[Feature Image: Front of the Maughan Library at Kings College London, with students entering and exiting]
After 3 years, 194 articles, just under 100 interviews, and hundreds of hours of editing, creating, and loving this publication, it is time to say goodbye.
I have spent a lot of time over the past few months in isolation thinking about what working on the Clandestine has meant to me, the doors it has opened and the lessons it has taught. It has brought me to some of my closest friends, given me the chance to speak to my mentors, and provided me with a platform upon which I have been able to learn and grow with it. It has become a part of me. I want to leave this publication with a love letter, and what better way to show love than to share what the Clandestine has taught me?
Our histories are the ones that are whispered. That is why I renamed the Clandestine two years ago, to pay homage to those who have been forced to share their world shattering ideas in the shadows. To all those who have ever been called Anonymous, our blog was, is, and will always be for you. When I renamed the blog, I didn’t think that it would be more than just a historical calling card. But when I became the Editor-in-Chief, I began to notice a pattern.
Every woman or person of a marginalised gender I would approach to write an article, ask for an interview, or even inquire for an opinion would always respond in the same manner. ‘I don’t have anything interesting to say’. The first time I heard this I remember responding quickly, giving hasty affirmations and asking when they would want to write their piece for. It wasn’t until months into running this publication that I realised not a single person I asked to write for the Clandestine had ever responded to my request without doubting the worth of what they had to share with the world. When I realised this, I started to respond differently to those I asked to write for us. Instead of providing a moment of assurance, I began to ask ‘why?’. These are the conversations that helped me to grow as a woman, a queer woman, and a white woman, during my time here. That one word question led to contributors sharing with me feelings of insecurity, insignificance, and imposterism. Women I looked up to told me they felt as though their voices didn’t matter, close friends disclosed histories of abuse, KCL staff shared stories of hardship – all trying to underscore why their own voices should not matter. Because this is what we are taught to do when we are not raised as men, we are taught that our experiences of pain, deprivation, and silence disqualify our voices from shaping our collective future.
But as soon as each of these contributors shared their thoughts, their goals, their hopes for the world, they proved themselves wrong. They wrote articles that forced the KCL administration to answer for refusing to decolonise, shared intimate, painful, and raw stories about abortion, gender affirmation surgeries, and sexual assault, and even offered insights into daily sexism on their morning commutes. Those who made this publication what it is have made me laugh, cry, and consider yelling at men on the tube and did so whilst often feeling like imposters here at King’s.

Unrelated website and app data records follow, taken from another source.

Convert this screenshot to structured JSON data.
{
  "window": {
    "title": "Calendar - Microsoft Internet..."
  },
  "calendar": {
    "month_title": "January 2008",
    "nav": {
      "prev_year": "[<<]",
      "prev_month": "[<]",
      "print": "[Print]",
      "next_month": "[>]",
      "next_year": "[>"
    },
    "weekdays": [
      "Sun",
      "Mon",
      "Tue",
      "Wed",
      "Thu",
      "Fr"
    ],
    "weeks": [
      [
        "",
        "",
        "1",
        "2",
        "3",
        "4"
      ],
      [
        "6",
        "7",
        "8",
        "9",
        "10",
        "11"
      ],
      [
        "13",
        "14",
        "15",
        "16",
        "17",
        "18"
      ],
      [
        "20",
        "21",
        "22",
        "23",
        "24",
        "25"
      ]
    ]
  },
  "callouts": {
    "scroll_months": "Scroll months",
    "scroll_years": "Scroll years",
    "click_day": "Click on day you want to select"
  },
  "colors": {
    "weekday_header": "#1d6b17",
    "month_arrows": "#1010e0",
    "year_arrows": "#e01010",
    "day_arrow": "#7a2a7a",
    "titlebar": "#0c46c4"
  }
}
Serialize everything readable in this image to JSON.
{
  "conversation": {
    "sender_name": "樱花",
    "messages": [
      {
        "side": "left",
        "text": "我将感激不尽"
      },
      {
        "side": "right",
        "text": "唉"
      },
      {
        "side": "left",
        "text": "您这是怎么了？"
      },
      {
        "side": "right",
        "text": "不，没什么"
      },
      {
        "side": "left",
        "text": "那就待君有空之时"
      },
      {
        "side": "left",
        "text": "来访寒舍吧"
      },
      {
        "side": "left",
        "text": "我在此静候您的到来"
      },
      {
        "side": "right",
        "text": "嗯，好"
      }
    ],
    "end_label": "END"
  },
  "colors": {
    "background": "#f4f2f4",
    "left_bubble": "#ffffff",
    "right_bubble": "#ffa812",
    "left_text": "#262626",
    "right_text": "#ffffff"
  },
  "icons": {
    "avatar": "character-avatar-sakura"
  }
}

It is then that I began to notice excellence in every woman, every person of a marginalised gender, everywhere. I began to listen more in my seminars, to bring in my non-male classmates where they had something to share. I worked harder to listen to my friends, to uplift their ideas and their voices where mine was already loud. I made sure to honor the achievements of my non-male professors, even those I profoundly disagreed with. I have identified as a feminist since I can remember learning the word, but I must be honest here that my feminism had long been focused on an internal kind of empowerment. One where I made sure I did not feel like an imposter. It wasn’t until I gave myself to this publication that I realised everyone else felt like this too. Over the past three years, the Clandestine has changed so many of my ‘I’s’, into ‘we’s’ I am unable to recognise the person I was before it.
To those who have given their voices to the Clandestine, the activists, organisers, artists, UN employees, future Pulitzer winners, foodies, travellers, lovers, friends, and mentors – thank you. And remember the lesson it taught me: if we all feel like imposters, none of us are.
In love and unity,